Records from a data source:
------------------------------------------------------------------------

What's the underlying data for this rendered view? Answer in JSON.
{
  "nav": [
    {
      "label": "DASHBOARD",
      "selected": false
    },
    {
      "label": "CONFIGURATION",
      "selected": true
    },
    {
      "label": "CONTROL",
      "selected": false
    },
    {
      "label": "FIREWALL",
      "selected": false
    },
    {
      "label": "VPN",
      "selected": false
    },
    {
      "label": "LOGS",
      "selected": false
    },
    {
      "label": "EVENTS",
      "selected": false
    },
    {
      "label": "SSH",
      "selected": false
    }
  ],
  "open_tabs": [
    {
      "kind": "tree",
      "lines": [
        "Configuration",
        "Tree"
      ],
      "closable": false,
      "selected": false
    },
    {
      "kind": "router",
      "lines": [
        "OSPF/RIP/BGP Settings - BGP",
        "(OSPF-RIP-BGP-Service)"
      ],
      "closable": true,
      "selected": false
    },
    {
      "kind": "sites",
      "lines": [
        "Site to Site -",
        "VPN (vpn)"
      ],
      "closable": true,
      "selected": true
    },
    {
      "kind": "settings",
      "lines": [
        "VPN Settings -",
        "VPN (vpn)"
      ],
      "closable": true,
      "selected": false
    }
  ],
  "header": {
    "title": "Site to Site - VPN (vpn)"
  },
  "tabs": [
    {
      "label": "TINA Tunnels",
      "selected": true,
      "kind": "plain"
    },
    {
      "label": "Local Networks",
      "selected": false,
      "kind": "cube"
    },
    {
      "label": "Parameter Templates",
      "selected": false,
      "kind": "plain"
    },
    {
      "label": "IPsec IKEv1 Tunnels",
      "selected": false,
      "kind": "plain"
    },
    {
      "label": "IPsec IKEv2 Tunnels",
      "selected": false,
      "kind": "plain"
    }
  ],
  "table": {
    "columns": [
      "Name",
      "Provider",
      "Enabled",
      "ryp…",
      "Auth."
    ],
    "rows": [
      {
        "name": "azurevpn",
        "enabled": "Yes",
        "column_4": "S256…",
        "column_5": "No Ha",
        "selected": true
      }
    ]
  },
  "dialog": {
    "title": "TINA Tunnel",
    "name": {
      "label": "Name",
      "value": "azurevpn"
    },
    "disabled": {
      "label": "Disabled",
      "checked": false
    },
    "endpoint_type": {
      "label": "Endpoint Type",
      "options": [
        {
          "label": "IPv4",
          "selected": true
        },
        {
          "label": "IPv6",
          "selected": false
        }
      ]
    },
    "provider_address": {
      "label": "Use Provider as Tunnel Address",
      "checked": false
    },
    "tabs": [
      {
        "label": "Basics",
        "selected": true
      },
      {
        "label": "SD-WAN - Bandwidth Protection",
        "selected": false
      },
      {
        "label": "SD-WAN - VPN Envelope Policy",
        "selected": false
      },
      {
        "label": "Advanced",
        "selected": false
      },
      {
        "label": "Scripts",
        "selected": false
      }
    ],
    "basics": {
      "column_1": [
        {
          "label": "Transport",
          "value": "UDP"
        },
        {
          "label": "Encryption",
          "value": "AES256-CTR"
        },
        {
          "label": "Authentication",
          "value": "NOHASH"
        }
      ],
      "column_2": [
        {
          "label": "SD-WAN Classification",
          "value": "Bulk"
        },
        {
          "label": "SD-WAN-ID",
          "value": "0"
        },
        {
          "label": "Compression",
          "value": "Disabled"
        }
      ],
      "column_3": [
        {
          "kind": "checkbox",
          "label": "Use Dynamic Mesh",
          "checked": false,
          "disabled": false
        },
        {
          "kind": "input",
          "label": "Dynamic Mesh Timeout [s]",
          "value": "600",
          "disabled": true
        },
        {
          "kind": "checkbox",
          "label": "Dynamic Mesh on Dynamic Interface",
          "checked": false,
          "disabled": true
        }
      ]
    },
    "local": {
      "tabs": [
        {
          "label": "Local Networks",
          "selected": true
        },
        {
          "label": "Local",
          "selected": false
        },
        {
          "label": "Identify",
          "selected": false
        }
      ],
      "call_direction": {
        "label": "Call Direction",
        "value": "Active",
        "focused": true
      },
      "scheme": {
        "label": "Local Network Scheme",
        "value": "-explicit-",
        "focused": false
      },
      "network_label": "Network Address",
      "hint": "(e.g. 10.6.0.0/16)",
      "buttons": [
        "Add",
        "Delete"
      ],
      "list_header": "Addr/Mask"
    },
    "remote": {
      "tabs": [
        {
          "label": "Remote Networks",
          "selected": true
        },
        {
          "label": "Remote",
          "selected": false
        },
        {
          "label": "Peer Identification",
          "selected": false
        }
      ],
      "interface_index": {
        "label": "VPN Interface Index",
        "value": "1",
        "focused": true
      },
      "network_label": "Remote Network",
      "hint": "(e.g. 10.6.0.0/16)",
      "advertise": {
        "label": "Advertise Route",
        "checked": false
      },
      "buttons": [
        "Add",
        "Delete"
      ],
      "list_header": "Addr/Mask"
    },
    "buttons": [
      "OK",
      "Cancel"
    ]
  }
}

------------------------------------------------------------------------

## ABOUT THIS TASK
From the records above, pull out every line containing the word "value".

## WRITTEN ANSWER
      "value": "azurevpn"
          "value": "UDP"
          "value": "AES256-CTR"
          "value": "NOHASH"
          "value": "Bulk"
          "value": "0"
          "value": "Disabled"
          "value": "600",
        "value": "Active",
        "value": "-explicit-",
        "value": "1",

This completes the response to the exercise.